I have a new student at the dojo who has come from a fair amount of training in striking arts. I think he said he'd done kung fu, boxing, and karate. Anyhow, watching him move reminds me once again of the benefits of learning a martial art that focuses on building a solid base. He has light, fast hands and a bounciness to his movement that one would expect from a striker, but virtually no root. The thing is, although he can strike quickly, his striking has no deep power. I can see clearly that his punching power originates from the shoulder and tricep. He has a complete disconnect from his hips, which astonishes me since he claims to have quite a bit of martial training. This guy is not unique, however. I had an Isshin Ryu karate instructor practice with me for a time who told me he had never been shown how to punch from the hip until he came to my dojo.
Speaking of hips and root and power, I've been thinking about, and experimenting with, how to transfer loads through my body. This, I believe, is key to having a solid base and becoming immoveable. I used to think that one gripped the ground somehow with mental intent, bent the knees, widened the stance and physically resisted an attacker's force, but no longer. As I ponder and attempt to employ the principle of tensegrity within myself, fine-tune body posture, transfer and bear loads efficiently, and learn to get out of my own way physically, I am beginning to feel more "rooted." I have fiddled with some Feldenkrais stuff in this process, too. The net result, so far, has been worth the effort.
The new student I mentioned earlier provided me with an opportunity to see the benefits of my dabbling. He was performing kaiten nage on me and had me bent over, head and arm controlled, and just ready to throw. In spite of my position, I felt no loss of balance sufficient to make me fall, so I just stood in place and waited for him to make me fall. He began to shove my head and arm repeatedly and even bumped me sharply with his hip but could not take my balance. Now, some of the problem he was having was with the form of his technique, the way he was pushing me, but most of it was the result of the difference between his base and my own. I was a little surprised (and, I must admit, pleased) to feel so distinctly the lightness of his center and the comparative heaviness of my own.
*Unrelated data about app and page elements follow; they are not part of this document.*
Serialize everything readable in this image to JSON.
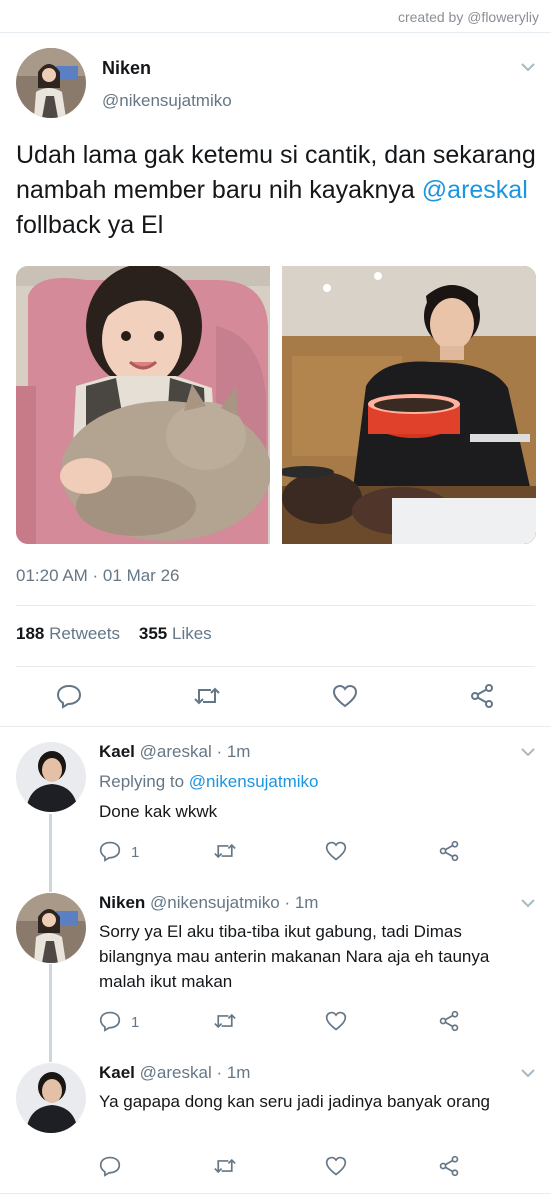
{
  "credit": "created by @floweryliy",
  "main_tweet": {
    "name": "Niken",
    "handle": "@nikensujatmiko",
    "text_before": "Udah lama gak ketemu si cantik, dan sekarang nambah member baru nih kayaknya ",
    "mention": "@areskal",
    "text_after": " follback ya El",
    "timestamp": "01:20 AM · 01 Mar 26",
    "retweets_count": "188",
    "retweets_label": "Retweets",
    "likes_count": "355",
    "likes_label": "Likes"
  },
  "replies": [
    {
      "name": "Kael",
      "handle": "@areskal",
      "time": "· 1m",
      "replying_label": "Replying to",
      "replying_to": "@nikensujatmiko",
      "text": "Done kak wkwk",
      "reply_count": "1"
    },
    {
      "name": "Niken",
      "handle": "@nikensujatmiko",
      "time": "· 1m",
      "text": "Sorry ya El aku tiba-tiba ikut gabung, tadi Dimas bilangnya mau anterin makanan Nara aja eh taunya malah ikut makan",
      "reply_count": "1"
    },
    {
      "name": "Kael",
      "handle": "@areskal",
      "time": "· 1m",
      "text": "Ya gapapa dong kan seru jadi jadinya banyak orang",
      "reply_count": ""
    }
  ],
  "icons": {
    "reply": "reply-icon",
    "retweet": "retweet-icon",
    "like": "heart-icon",
    "share": "share-icon",
    "menu": "chevron-down-icon"
  },
  "colors": {
    "accent": "#1b95e0",
    "text": "#14171a",
    "muted": "#657786",
    "divider": "#e6ecf0"
  }
}
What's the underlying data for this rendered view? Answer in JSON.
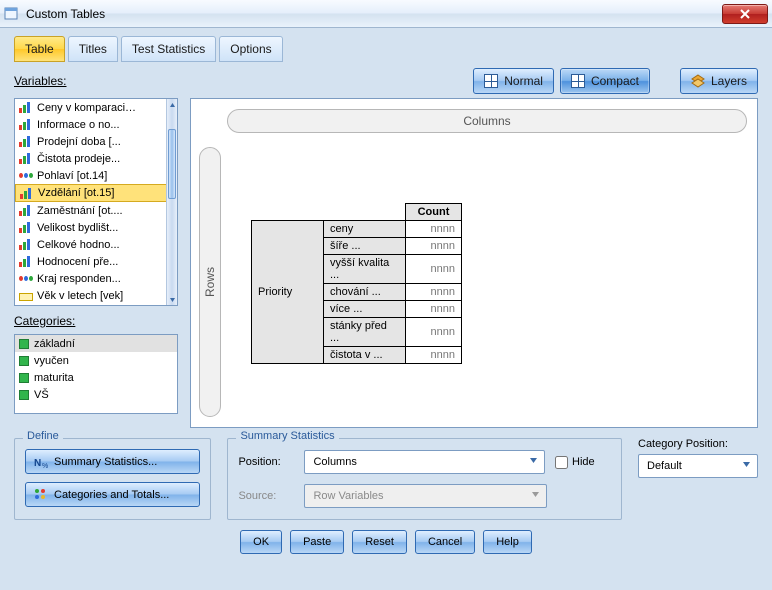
{
  "window": {
    "title": "Custom Tables"
  },
  "tabs": [
    {
      "label": "Table"
    },
    {
      "label": "Titles"
    },
    {
      "label": "Test Statistics"
    },
    {
      "label": "Options"
    }
  ],
  "viewbar": {
    "normal": "Normal",
    "compact": "Compact",
    "layers": "Layers"
  },
  "variables": {
    "label": "Variables:",
    "items": [
      {
        "label": "Ceny v komparaci…",
        "icon": "bars"
      },
      {
        "label": "Informace o no...",
        "icon": "bars"
      },
      {
        "label": "Prodejní doba [...",
        "icon": "bars"
      },
      {
        "label": "Čistota prodeje...",
        "icon": "bars"
      },
      {
        "label": "Pohlaví [ot.14]",
        "icon": "circles"
      },
      {
        "label": "Vzdělání [ot.15]",
        "icon": "bars"
      },
      {
        "label": "Zaměstnání [ot....",
        "icon": "bars"
      },
      {
        "label": "Velikost bydlišt...",
        "icon": "bars"
      },
      {
        "label": "Celkové hodno...",
        "icon": "bars"
      },
      {
        "label": "Hodnocení pře...",
        "icon": "bars"
      },
      {
        "label": "Kraj responden...",
        "icon": "circles"
      },
      {
        "label": "Věk v letech [vek]",
        "icon": "ruler"
      }
    ],
    "selected_index": 5
  },
  "categories": {
    "label": "Categories:",
    "items": [
      "základní",
      "vyučen",
      "maturita",
      "VŠ"
    ],
    "selected_index": 0
  },
  "canvas": {
    "columns_label": "Columns",
    "rows_label": "Rows",
    "header_stat": "Count",
    "row_variable": "Priority",
    "rows": [
      {
        "label": "ceny",
        "value": "nnnn"
      },
      {
        "label": "šíře ...",
        "value": "nnnn"
      },
      {
        "label": "vyšší kvalita ...",
        "value": "nnnn"
      },
      {
        "label": "chování ...",
        "value": "nnnn"
      },
      {
        "label": "více ...",
        "value": "nnnn"
      },
      {
        "label": "stánky před ...",
        "value": "nnnn"
      },
      {
        "label": "čistota v ...",
        "value": "nnnn"
      }
    ]
  },
  "define": {
    "legend": "Define",
    "summary_btn": "Summary Statistics...",
    "categories_btn": "Categories and Totals..."
  },
  "summary": {
    "legend": "Summary Statistics",
    "position_label": "Position:",
    "position_value": "Columns",
    "hide_label": "Hide",
    "source_label": "Source:",
    "source_value": "Row Variables"
  },
  "catpos": {
    "label": "Category Position:",
    "value": "Default"
  },
  "actions": {
    "ok": "OK",
    "paste": "Paste",
    "reset": "Reset",
    "cancel": "Cancel",
    "help": "Help"
  }
}
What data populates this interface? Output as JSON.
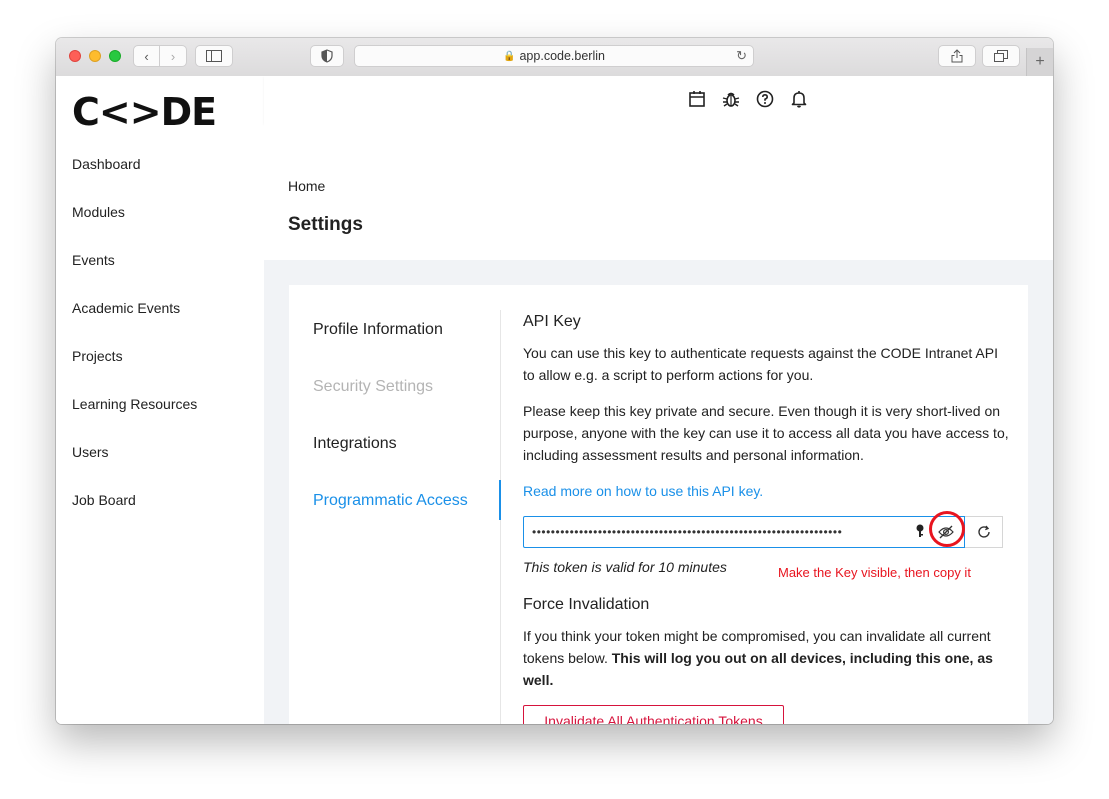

I shall continue to experiment and, hopefully, develop a truly immoveable base. I'll let you all know how its going and what I discover. At the moment, I've been loading my structure with rubber tubing and standing in the basic chi kung posture. Interesting...very interesting...